As a group, ACT women are, in many ways, better off than women nationally. However, across both the social and economic spheres, many inequalities still exist between men and women in the ACT, and between different groups of women.

“The Government has recognised inequalities do still exist in our community and have addressed these through a variety of initiatives,” Ms MacDonald said.

To increase women’s representation and recognition within the community and to honour the first female Chief Police Officer in the ACT, Ms Audrey Fagan, the Audrey Fagan Foundation Scholarship program will be established.

The Scholarship provides $60,000 per annum and will be open to Canberra women in leadership positions working in law enforcement, care and protection, allied health areas or providing professional or social support in areas involving domestic violence or victim support.

As women are at a greater risk of experiencing poverty than men, economic security and access to opportunities are critical in supporting lifestyle choices and decision making. A grants program for women from Indigenous, culturally and linguistically diverse or low-income backgrounds will be established to support their return to work. Up to $1000 will be provided to women returning to the workforce after having a child.

“The Return to Work grants program gives eligible women the flexibility to prepare to return to work in a way that best suits their lifestyle,” Ms MacDonald said.

The initiatives announced in the Budget are linked to the six key themes of the ACT Women’s Plan:

. representation and wellbeing;
. good health and wellbeing;
. responsive housing;
. safe inclusive communities;
. economic security and opportunities; and
. flexible education and training.
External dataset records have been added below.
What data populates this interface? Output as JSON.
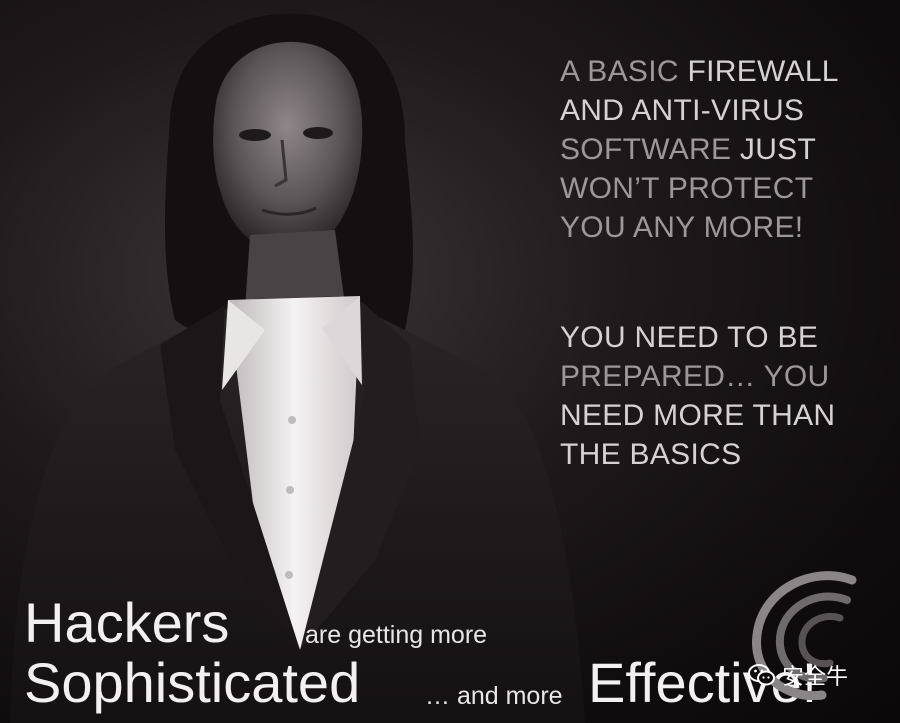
{
  "headline": {
    "block1": [
      [
        "A BASIC ",
        "FIREWALL"
      ],
      [
        "AND ANTI-VIRUS",
        ""
      ],
      [
        "SOFTWARE ",
        "JUST"
      ],
      [
        "WON’T PROTECT",
        ""
      ],
      [
        "YOU ANY MORE!",
        ""
      ]
    ],
    "block2": [
      "YOU NEED TO BE",
      "PREPARED… YOU",
      "NEED MORE THAN",
      "THE BASICS"
    ]
  },
  "tagline": {
    "word1": "Hackers",
    "phrase1": "are getting more",
    "word2": "Sophisticated",
    "phrase2": "… and more",
    "word3": "Effective!"
  },
  "watermark": {
    "icon": "wechat-icon",
    "text": "安全牛"
  },
  "colors": {
    "background": "#0d0b0c",
    "text_light": "#f2f0f0",
    "text_dim": "#9c9798"
  }
}
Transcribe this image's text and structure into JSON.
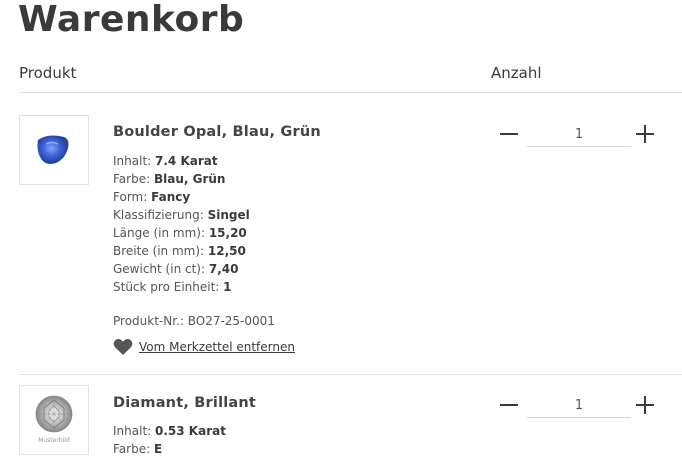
{
  "page": {
    "title": "Warenkorb"
  },
  "table": {
    "col_product": "Produkt",
    "col_quantity": "Anzahl"
  },
  "items": [
    {
      "name": "Boulder Opal, Blau, Grün",
      "quantity": "1",
      "properties": [
        {
          "label": "Inhalt:",
          "value": "7.4 Karat"
        },
        {
          "label": "Farbe:",
          "value": "Blau, Grün"
        },
        {
          "label": "Form:",
          "value": "Fancy"
        },
        {
          "label": "Klassifizierung:",
          "value": "Singel"
        },
        {
          "label": "Länge (in mm):",
          "value": "15,20"
        },
        {
          "label": "Breite (in mm):",
          "value": "12,50"
        },
        {
          "label": "Gewicht (in ct):",
          "value": "7,40"
        },
        {
          "label": "Stück pro Einheit:",
          "value": "1"
        }
      ],
      "sku": "Produkt-Nr.: BO27-25-0001",
      "wishlist_label": "Vom Merkzettel entfernen"
    },
    {
      "name": "Diamant, Brillant",
      "quantity": "1",
      "thumb_caption": "Musterbild",
      "properties": [
        {
          "label": "Inhalt:",
          "value": "0.53 Karat"
        },
        {
          "label": "Farbe:",
          "value": "E"
        }
      ]
    }
  ],
  "icons": {
    "minus": "minus-icon",
    "plus": "plus-icon",
    "heart": "heart-icon"
  },
  "colors": {
    "text": "#3a3a3a",
    "divider": "#e3e3e3"
  }
}
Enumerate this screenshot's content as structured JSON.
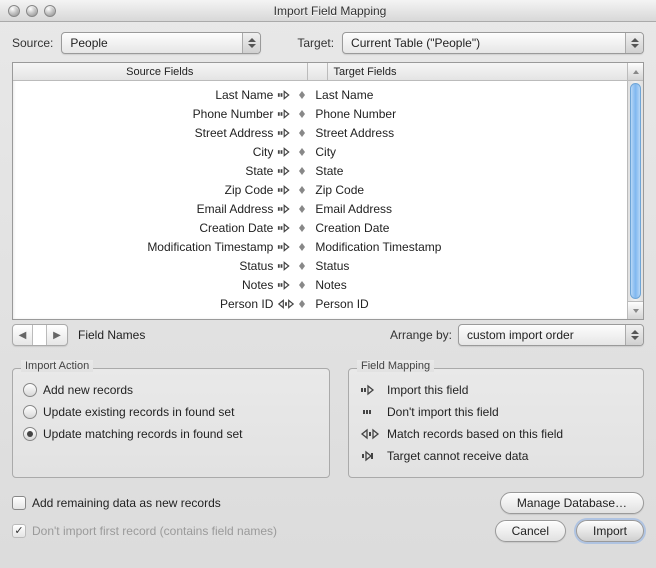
{
  "window": {
    "title": "Import Field Mapping"
  },
  "top": {
    "source_label": "Source:",
    "source_value": "People",
    "target_label": "Target:",
    "target_value": "Current Table (\"People\")"
  },
  "columns": {
    "source": "Source Fields",
    "target": "Target Fields"
  },
  "mappings": [
    {
      "src": "Last Name",
      "mode": "import",
      "tgt": "Last Name"
    },
    {
      "src": "Phone Number",
      "mode": "import",
      "tgt": "Phone Number"
    },
    {
      "src": "Street Address",
      "mode": "import",
      "tgt": "Street Address"
    },
    {
      "src": "City",
      "mode": "import",
      "tgt": "City"
    },
    {
      "src": "State",
      "mode": "import",
      "tgt": "State"
    },
    {
      "src": "Zip Code",
      "mode": "import",
      "tgt": "Zip Code"
    },
    {
      "src": "Email Address",
      "mode": "import",
      "tgt": "Email Address"
    },
    {
      "src": "Creation Date",
      "mode": "import",
      "tgt": "Creation Date"
    },
    {
      "src": "Modification Timestamp",
      "mode": "import",
      "tgt": "Modification Timestamp"
    },
    {
      "src": "Status",
      "mode": "import",
      "tgt": "Status"
    },
    {
      "src": "Notes",
      "mode": "import",
      "tgt": "Notes"
    },
    {
      "src": "Person ID",
      "mode": "match",
      "tgt": "Person ID"
    }
  ],
  "under_list": {
    "field_names": "Field Names",
    "arrange_label": "Arrange by:",
    "arrange_value": "custom import order"
  },
  "import_action": {
    "title": "Import Action",
    "options": [
      {
        "label": "Add new records",
        "checked": false
      },
      {
        "label": "Update existing records in found set",
        "checked": false
      },
      {
        "label": "Update matching records in found set",
        "checked": true
      }
    ]
  },
  "field_mapping_legend": {
    "title": "Field Mapping",
    "items": [
      {
        "sym": "import",
        "label": "Import this field"
      },
      {
        "sym": "noimport",
        "label": "Don't import this field"
      },
      {
        "sym": "match",
        "label": "Match records based on this field"
      },
      {
        "sym": "nowrite",
        "label": "Target cannot receive data"
      }
    ]
  },
  "bottom": {
    "add_remaining": {
      "label": "Add remaining data as new records",
      "checked": false
    },
    "dont_import_first": {
      "label": "Don't import first record (contains field names)",
      "checked": true,
      "disabled": true
    },
    "manage_db": "Manage Database…",
    "cancel": "Cancel",
    "import": "Import"
  }
}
“The Government has again made significant investments in health, education, housing and crime prevention services for the women of the ACT,” Ms MacDonald said. “Improving the status of women and girls is key to achieving our vision of the ACT as a strong, inclusive community, supporting opportunities for all.”